It is amateur hour and these zombies must be stopped. Until the Democrats, and the country, recognize this undemocratic and criminal element in our politics it is going to continue every time the Republicans take power. When they have a congressional majority with a Republican president they steal the country blind and when it's a Democrat they harrass him so badly that its a miracle he is able to function. When they have the presidency they become despotic criminals. This has been true for the last 30 years.
And now the Bush administration has spawned untold numbers of future war criminals who will claw their way back into power so they can "prove" they were right the first time. This pattern is repeating itself over and over again and we simply have to figure out a way to put an end to it.

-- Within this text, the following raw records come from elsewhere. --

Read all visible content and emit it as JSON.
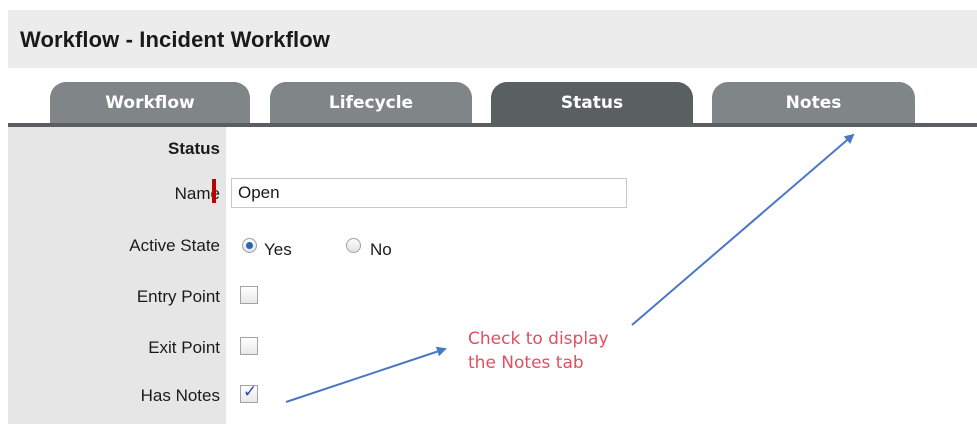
{
  "header": {
    "title": "Workflow - Incident Workflow"
  },
  "tabs": [
    {
      "label": "Workflow",
      "active": false
    },
    {
      "label": "Lifecycle",
      "active": false
    },
    {
      "label": "Status",
      "active": true
    },
    {
      "label": "Notes",
      "active": false
    }
  ],
  "form": {
    "section_heading": "Status",
    "name": {
      "label": "Name",
      "value": "Open",
      "required": true
    },
    "active_state": {
      "label": "Active State",
      "options": [
        "Yes",
        "No"
      ],
      "selected": "Yes"
    },
    "entry_point": {
      "label": "Entry Point",
      "checked": false
    },
    "exit_point": {
      "label": "Exit Point",
      "checked": false
    },
    "has_notes": {
      "label": "Has Notes",
      "checked": true,
      "check_glyph": "✓"
    }
  },
  "annotation": {
    "line1": "Check to display",
    "line2": "the Notes tab",
    "color": "#e05060"
  },
  "colors": {
    "tab_active": "#5a5f62",
    "tab_inactive": "#808588",
    "required": "#c00000",
    "arrow": "#4a78c8"
  },
  "icons": {
    "required_marker": "required-marker-icon",
    "arrow": "arrow-icon"
  }
}
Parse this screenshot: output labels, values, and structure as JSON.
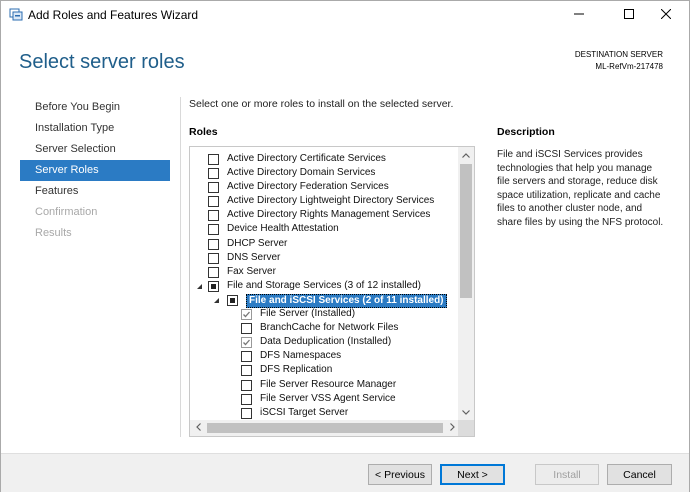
{
  "window": {
    "title": "Add Roles and Features Wizard"
  },
  "header": {
    "page_title": "Select server roles",
    "destination_label": "DESTINATION SERVER",
    "destination_name": "ML-RefVm-217478"
  },
  "nav": {
    "items": [
      {
        "label": "Before You Begin",
        "state": "normal"
      },
      {
        "label": "Installation Type",
        "state": "normal"
      },
      {
        "label": "Server Selection",
        "state": "normal"
      },
      {
        "label": "Server Roles",
        "state": "active"
      },
      {
        "label": "Features",
        "state": "normal"
      },
      {
        "label": "Confirmation",
        "state": "disabled"
      },
      {
        "label": "Results",
        "state": "disabled"
      }
    ]
  },
  "main": {
    "instruction": "Select one or more roles to install on the selected server.",
    "roles_heading": "Roles",
    "description_heading": "Description",
    "description_text": "File and iSCSI Services provides technologies that help you manage file servers and storage, reduce disk space utilization, replicate and cache files to another cluster node, and share files by using the NFS protocol."
  },
  "roles": [
    {
      "label": "Active Directory Certificate Services",
      "level": 0,
      "state": "unchecked",
      "expander": ""
    },
    {
      "label": "Active Directory Domain Services",
      "level": 0,
      "state": "unchecked",
      "expander": ""
    },
    {
      "label": "Active Directory Federation Services",
      "level": 0,
      "state": "unchecked",
      "expander": ""
    },
    {
      "label": "Active Directory Lightweight Directory Services",
      "level": 0,
      "state": "unchecked",
      "expander": ""
    },
    {
      "label": "Active Directory Rights Management Services",
      "level": 0,
      "state": "unchecked",
      "expander": ""
    },
    {
      "label": "Device Health Attestation",
      "level": 0,
      "state": "unchecked",
      "expander": ""
    },
    {
      "label": "DHCP Server",
      "level": 0,
      "state": "unchecked",
      "expander": ""
    },
    {
      "label": "DNS Server",
      "level": 0,
      "state": "unchecked",
      "expander": ""
    },
    {
      "label": "Fax Server",
      "level": 0,
      "state": "unchecked",
      "expander": ""
    },
    {
      "label": "File and Storage Services (3 of 12 installed)",
      "level": 0,
      "state": "partial",
      "expander": "expanded"
    },
    {
      "label": "File and iSCSI Services (2 of 11 installed)",
      "level": 1,
      "state": "partial",
      "expander": "expanded",
      "selected": true
    },
    {
      "label": "File Server (Installed)",
      "level": 2,
      "state": "checked",
      "expander": ""
    },
    {
      "label": "BranchCache for Network Files",
      "level": 2,
      "state": "unchecked",
      "expander": ""
    },
    {
      "label": "Data Deduplication (Installed)",
      "level": 2,
      "state": "checked",
      "expander": ""
    },
    {
      "label": "DFS Namespaces",
      "level": 2,
      "state": "unchecked",
      "expander": ""
    },
    {
      "label": "DFS Replication",
      "level": 2,
      "state": "unchecked",
      "expander": ""
    },
    {
      "label": "File Server Resource Manager",
      "level": 2,
      "state": "unchecked",
      "expander": ""
    },
    {
      "label": "File Server VSS Agent Service",
      "level": 2,
      "state": "unchecked",
      "expander": ""
    },
    {
      "label": "iSCSI Target Server",
      "level": 2,
      "state": "unchecked",
      "expander": ""
    }
  ],
  "footer": {
    "previous_label": "< Previous",
    "next_label": "Next >",
    "install_label": "Install",
    "cancel_label": "Cancel"
  },
  "colors": {
    "accent": "#2b7bc4",
    "title_blue": "#1f5e8a"
  },
  "icons": {
    "app": "server-manager-icon",
    "minimize": "minimize-icon",
    "maximize": "maximize-icon",
    "close": "close-icon"
  }
}
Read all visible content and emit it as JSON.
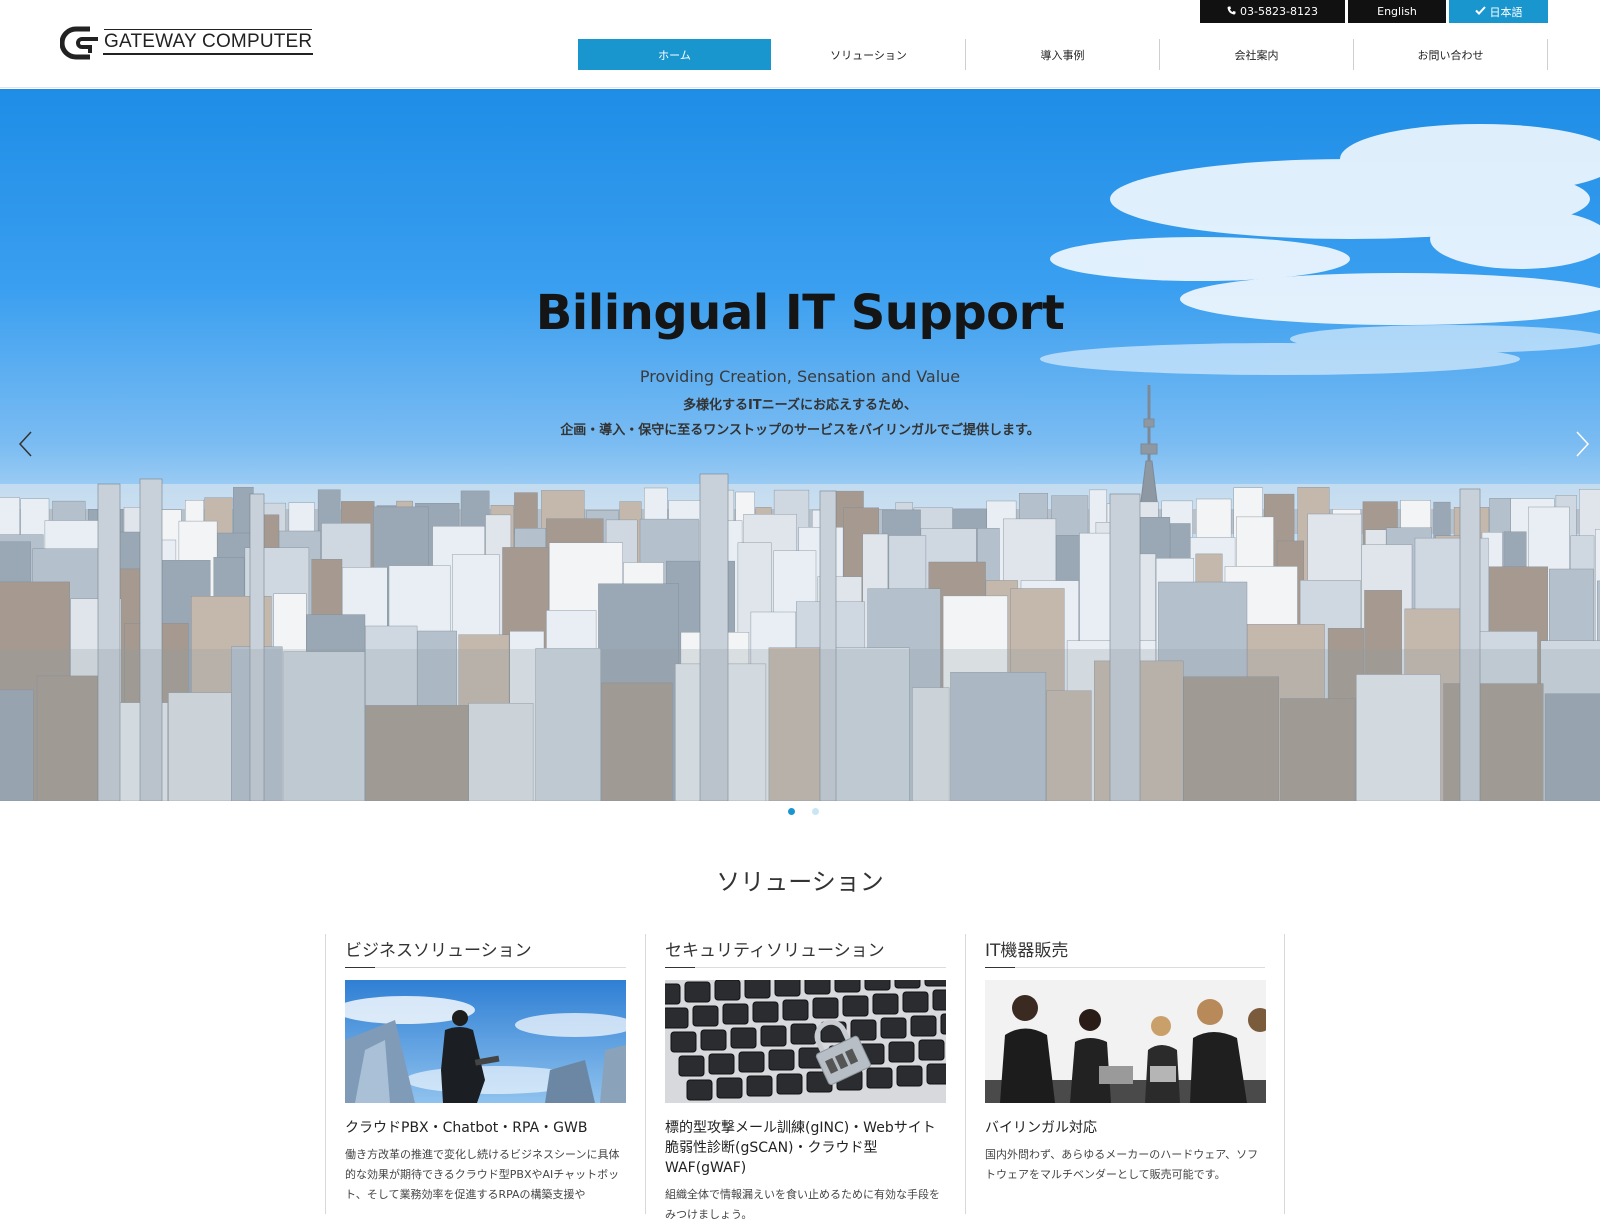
{
  "header": {
    "logo_text": "GATEWAY COMPUTER",
    "phone": "03-5823-8123",
    "lang_english": "English",
    "lang_japanese": "日本語",
    "nav": [
      "ホーム",
      "ソリューション",
      "導入事例",
      "会社案内",
      "お問い合わせ"
    ],
    "nav_active_index": 0
  },
  "hero": {
    "title": "Bilingual IT Support",
    "subtitle": "Providing Creation, Sensation and Value",
    "line1": "多様化するITニーズにお応えするため、",
    "line2": "企画・導入・保守に至るワンストップのサービスをバイリンガルでご提供します。",
    "slide_count": 2,
    "active_slide": 0
  },
  "solutions": {
    "title": "ソリューション",
    "items": [
      {
        "title": "ビジネスソリューション",
        "image": "businessman-building-photo",
        "subtitle": "クラウドPBX・Chatbot・RPA・GWB",
        "description": "働き方改革の推進で変化し続けるビジネスシーンに具体的な効果が期待できるクラウド型PBXやAIチャットボット、そして業務効率を促進するRPAの構築支援や"
      },
      {
        "title": "セキュリティソリューション",
        "image": "keyboard-padlock-photo",
        "subtitle": "標的型攻撃メール訓練(gINC)・Webサイト脆弱性診断(gSCAN)・クラウド型WAF(gWAF)",
        "description": "組織全体で情報漏えいを食い止めるために有効な手段をみつけましょう。"
      },
      {
        "title": "IT機器販売",
        "image": "business-meeting-photo",
        "subtitle": "バイリンガル対応",
        "description": "国内外問わず、あらゆるメーカーのハードウェア、ソフトウェアをマルチベンダーとして販売可能です。"
      }
    ]
  },
  "colors": {
    "accent": "#1a96cf",
    "topbar_dark": "#111111"
  }
}
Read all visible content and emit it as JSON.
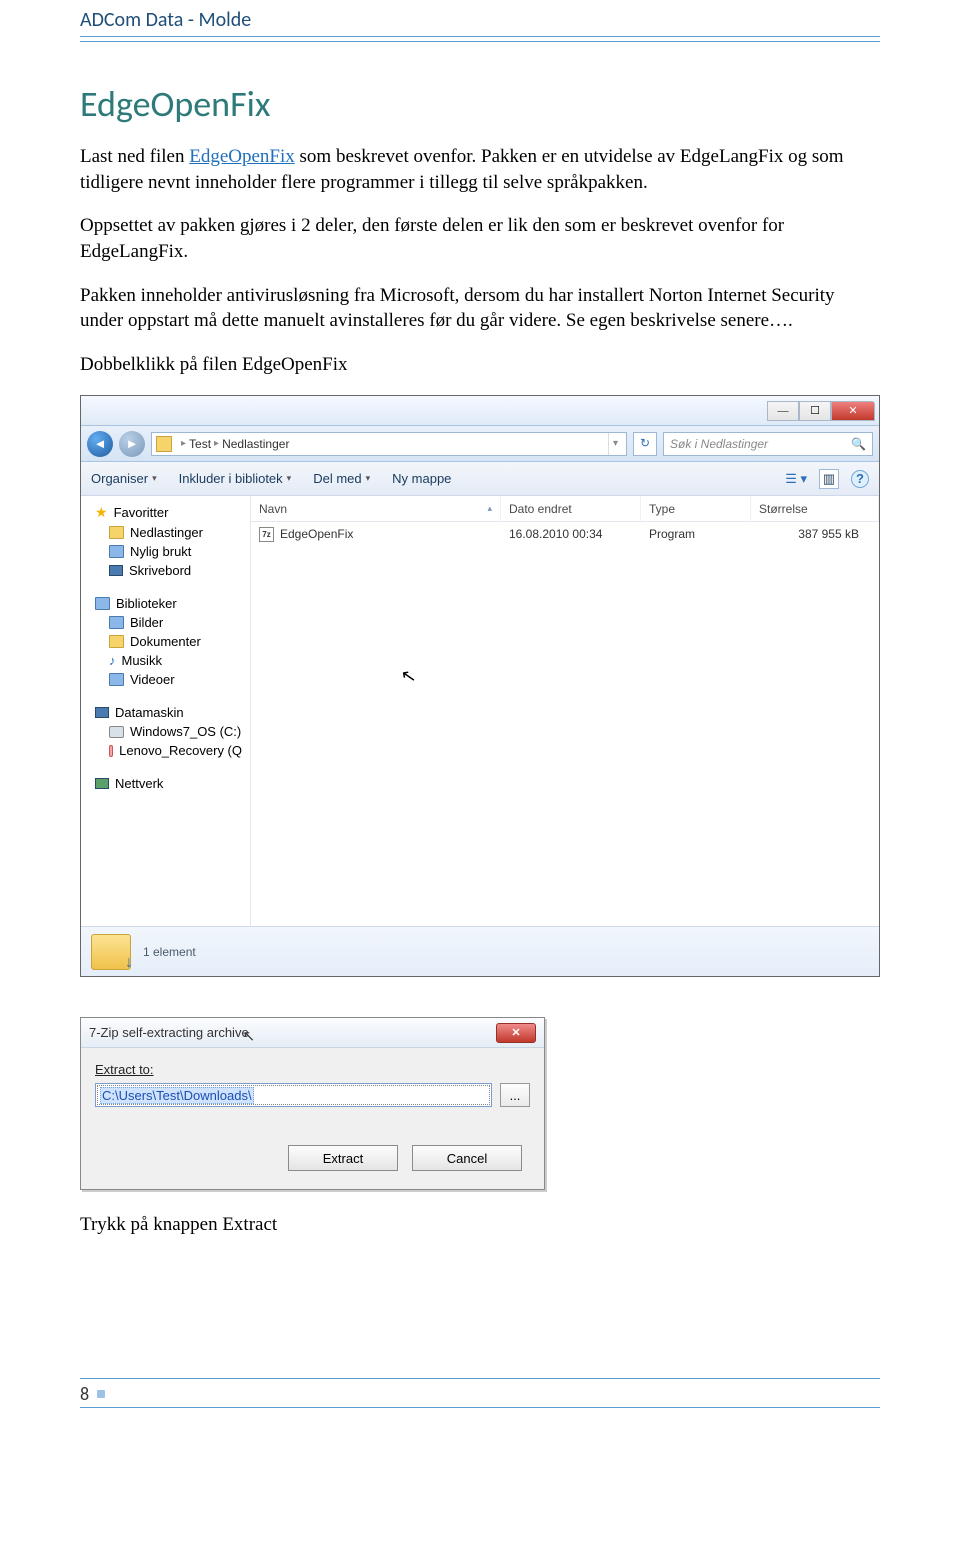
{
  "header": {
    "text": "ADCom Data - Molde"
  },
  "title": "EdgeOpenFix",
  "para1_a": "Last ned filen ",
  "para1_link": "EdgeOpenFix",
  "para1_b": " som beskrevet ovenfor. Pakken er en utvidelse av  EdgeLangFix og som tidligere nevnt inneholder flere programmer i tillegg til selve språkpakken.",
  "para2": "Oppsettet av pakken gjøres i 2 deler, den første delen er lik den som er beskrevet ovenfor for EdgeLangFix.",
  "para3": "Pakken inneholder antivirusløsning fra Microsoft, dersom du har installert Norton Internet Security under oppstart må dette manuelt avinstalleres før du går videre. Se egen beskrivelse senere….",
  "para4": "Dobbelklikk på filen EdgeOpenFix",
  "explorer": {
    "breadcrumb": {
      "seg1": "Test",
      "seg2": "Nedlastinger"
    },
    "search_placeholder": "Søk i Nedlastinger",
    "toolbar": {
      "organiser": "Organiser",
      "inkluder": "Inkluder i bibliotek",
      "del": "Del med",
      "ny": "Ny mappe"
    },
    "columns": {
      "name": "Navn",
      "date": "Dato endret",
      "type": "Type",
      "size": "Størrelse"
    },
    "row": {
      "name": "EdgeOpenFix",
      "date": "16.08.2010 00:34",
      "type": "Program",
      "size": "387 955 kB"
    },
    "tree": {
      "favoritter": "Favoritter",
      "nedlastinger": "Nedlastinger",
      "nylig": "Nylig brukt",
      "skrivebord": "Skrivebord",
      "biblioteker": "Biblioteker",
      "bilder": "Bilder",
      "dokumenter": "Dokumenter",
      "musikk": "Musikk",
      "videoer": "Videoer",
      "datamaskin": "Datamaskin",
      "drive1": "Windows7_OS (C:)",
      "drive2": "Lenovo_Recovery (Q",
      "nettverk": "Nettverk"
    },
    "status": "1 element"
  },
  "dialog": {
    "title": "7-Zip self-extracting archive",
    "label": "Extract to:",
    "path": "C:\\Users\\Test\\Downloads\\",
    "browse": "...",
    "extract": "Extract",
    "cancel": "Cancel"
  },
  "after_dialog": "Trykk på knappen Extract",
  "page_number": "8"
}
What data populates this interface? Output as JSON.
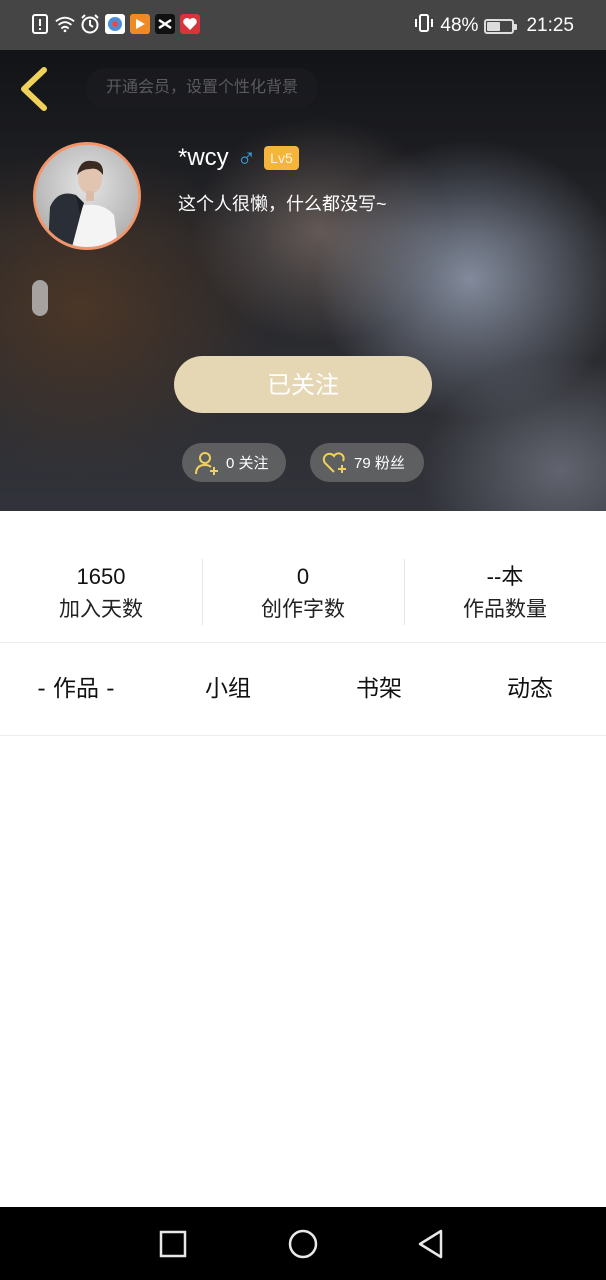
{
  "status_bar": {
    "battery_percent": "48%",
    "time": "21:25",
    "battery_level": 0.48
  },
  "header": {
    "background_hint": "开通会员，设置个性化背景",
    "username": "*wcy",
    "gender_symbol": "♂",
    "level": "Lv5",
    "bio": "这个人很懒，什么都没写~",
    "follow_button": "已关注",
    "following_chip": "0 关注",
    "fans_chip": "79 粉丝"
  },
  "stats": [
    {
      "value": "1650",
      "label": "加入天数"
    },
    {
      "value": "0",
      "label": "创作字数"
    },
    {
      "value": "--本",
      "label": "作品数量"
    }
  ],
  "tabs": [
    {
      "label": "- 作品 -"
    },
    {
      "label": "小组"
    },
    {
      "label": "书架"
    },
    {
      "label": "动态"
    }
  ],
  "colors": {
    "status_bar_bg": "#454545",
    "follow_button_bg": "#e5d7b4",
    "level_badge_bg": "#f5b43a",
    "avatar_ring": "#f2956a",
    "gender_blue": "#3aa9e8",
    "accent_yellow": "#f0d25a"
  },
  "icons": {
    "status_left": [
      "alert-icon",
      "wifi-icon",
      "alarm-icon",
      "app-icon-1",
      "app-icon-2",
      "app-icon-3",
      "app-icon-4"
    ],
    "status_right": [
      "vibrate-icon",
      "battery-icon"
    ],
    "nav": [
      "recent-apps-icon",
      "home-icon",
      "back-icon"
    ]
  }
}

Today we have the DOD equivalent of Brownie running around with boatload of cash making deals with Muslim extremists and Saudi princes, whom the administration has divided up into completely useless designations of "reformer" and extremist." Nobody knows who's talking to who or what agenda they really have. Liberals think up complex plots like this and make them into movies. Republicans steal billions from the taxpayers and actually try to implement their hare-brained schemes.
Meanwhile, in case you've been away from the media for a while, Anna Nicole Smith is still dead and Chris Matthews and Cokie Roberts are desperate to find out if Bill Clinton is "being a good boy." We're in trouble.
Update: John Amato has the footage of Seymour hersh this morning on Wolf Blitzer. It's a corker:
HERSH: ...And in looking into that story, and I saw him in December, I found this. That we have been pumping money, a great deal of money, without congressional authority, without any congressional oversight, Prince Bandar of Saudi Arabia is putting up some of this money, for covert operations in many areas of the Middle East where we think that the — we want to stop the Shiite spread or the Shiite influence.
They call it the "Shiite Crescent." And a lot of this money, and I can't tell you with absolute certainty how — exactly when and how, but this money has gotten into the hands — among other places, in Lebanon, into the hands of three — at least three jihadist groups.
There are three Sunni jihadist groups whose main claim to fame inside Lebanon right now is that they are very tough. These are people connected to al Qaeda who want to take on Hezbollah. So this government, at the minimum, we may not directly be funneling money to them, but we certainly know that these groups exist.
We are simply in a situation where this president is really taking his notion of executive privilege to the absolute limit here, running covert operations, using money that was not authorized by Congress, supporting groups indirectly that are involved with the same people that did 9/11, and we should be arresting these people rather than looking the other way…